Exercise details: An exact restatement of all the data is required, with the pictures left out.

Extracted records:
□ □ □ □ □ □ □

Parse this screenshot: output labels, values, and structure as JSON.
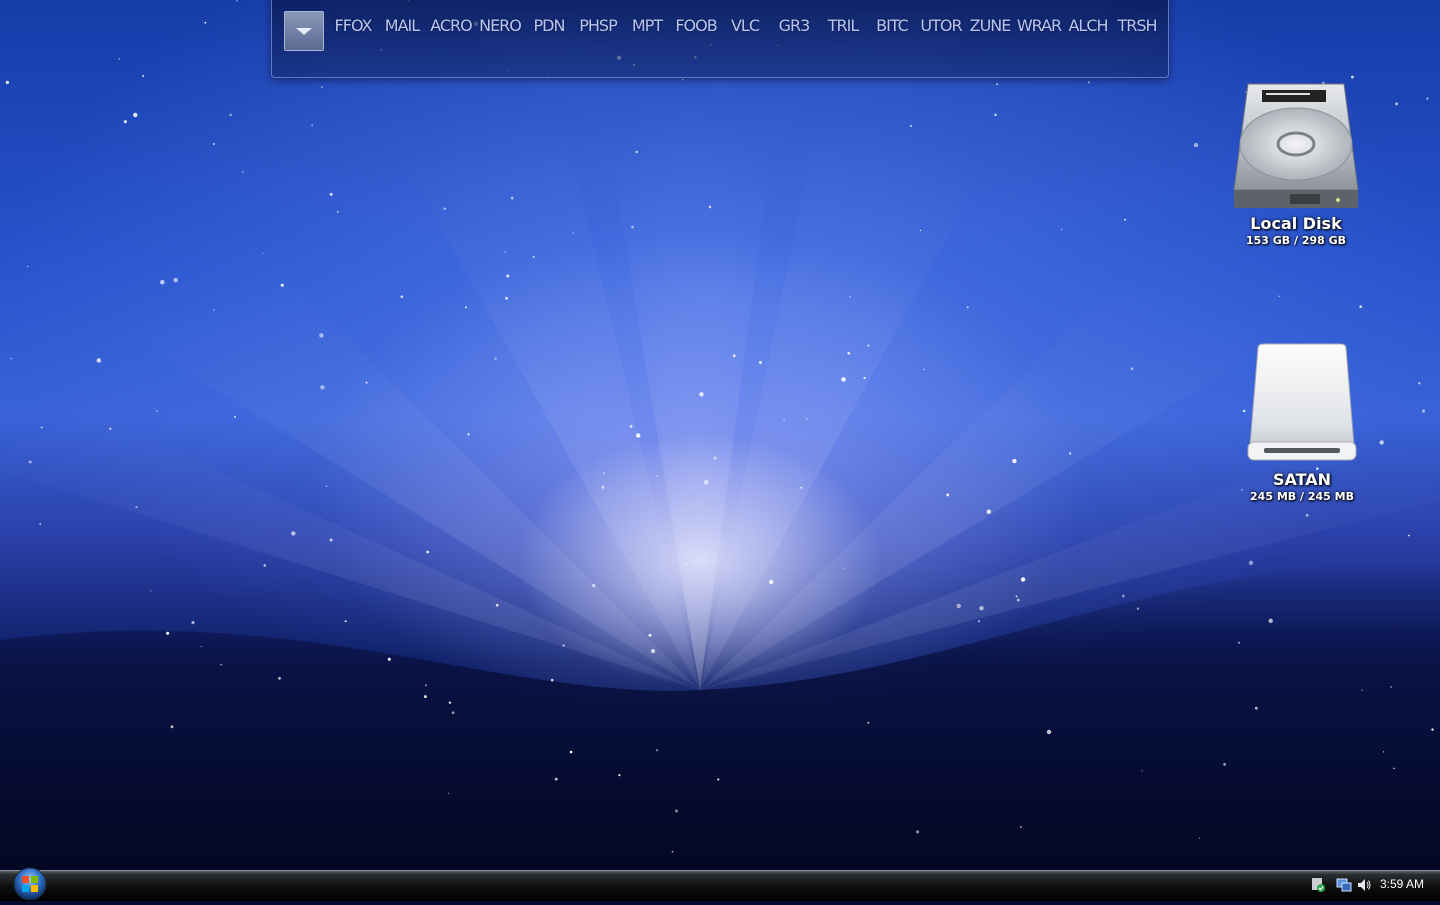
{
  "desktop": {
    "wallpaper": "aurora-space-wallpaper"
  },
  "dock": {
    "menu_icon": "chevron-down-icon",
    "items": [
      {
        "label": "FFOX"
      },
      {
        "label": "MAIL"
      },
      {
        "label": "ACRO"
      },
      {
        "label": "NERO"
      },
      {
        "label": "PDN"
      },
      {
        "label": "PHSP"
      },
      {
        "label": "MPT"
      },
      {
        "label": "FOOB"
      },
      {
        "label": "VLC"
      },
      {
        "label": "GR3"
      },
      {
        "label": "TRIL"
      },
      {
        "label": "BITC"
      },
      {
        "label": "UTOR"
      },
      {
        "label": "ZUNE"
      },
      {
        "label": "WRAR"
      },
      {
        "label": "ALCH"
      },
      {
        "label": "TRSH"
      }
    ]
  },
  "drives": [
    {
      "name": "Local Disk",
      "usage": "153 GB / 298 GB",
      "icon": "hard-disk-icon"
    },
    {
      "name": "SATAN",
      "usage": "245 MB / 245 MB",
      "icon": "removable-drive-icon"
    }
  ],
  "taskbar": {
    "start_icon": "windows-start-orb-icon",
    "tray_icons": [
      "security-shield-icon",
      "network-icon",
      "volume-icon"
    ],
    "clock": "3:59 AM"
  },
  "colors": {
    "taskbar": "#0c0d0e",
    "dock_text": "#b9c6ec",
    "wallpaper_blue": "#2753cc"
  }
}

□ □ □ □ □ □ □

Task result:
Parse this screenshot: output labels, values, and structure as JSON.
{
  "desktop": {
    "wallpaper": "aurora-space-wallpaper"
  },
  "dock": {
    "menu_icon": "chevron-down-icon",
    "items": [
      {
        "label": "FFOX"
      },
      {
        "label": "MAIL"
      },
      {
        "label": "ACRO"
      },
      {
        "label": "NERO"
      },
      {
        "label": "PDN"
      },
      {
        "label": "PHSP"
      },
      {
        "label": "MPT"
      },
      {
        "label": "FOOB"
      },
      {
        "label": "VLC"
      },
      {
        "label": "GR3"
      },
      {
        "label": "TRIL"
      },
      {
        "label": "BITC"
      },
      {
        "label": "UTOR"
      },
      {
        "label": "ZUNE"
      },
      {
        "label": "WRAR"
      },
      {
        "label": "ALCH"
      },
      {
        "label": "TRSH"
      }
    ]
  },
  "drives": [
    {
      "name": "Local Disk",
      "usage": "153 GB / 298 GB",
      "icon": "hard-disk-icon"
    },
    {
      "name": "SATAN",
      "usage": "245 MB / 245 MB",
      "icon": "removable-drive-icon"
    }
  ],
  "taskbar": {
    "start_icon": "windows-start-orb-icon",
    "tray_icons": [
      "security-shield-icon",
      "network-icon",
      "volume-icon"
    ],
    "clock": "3:59 AM"
  },
  "colors": {
    "taskbar": "#0c0d0e",
    "dock_text": "#b9c6ec",
    "wallpaper_blue": "#2753cc"
  }
}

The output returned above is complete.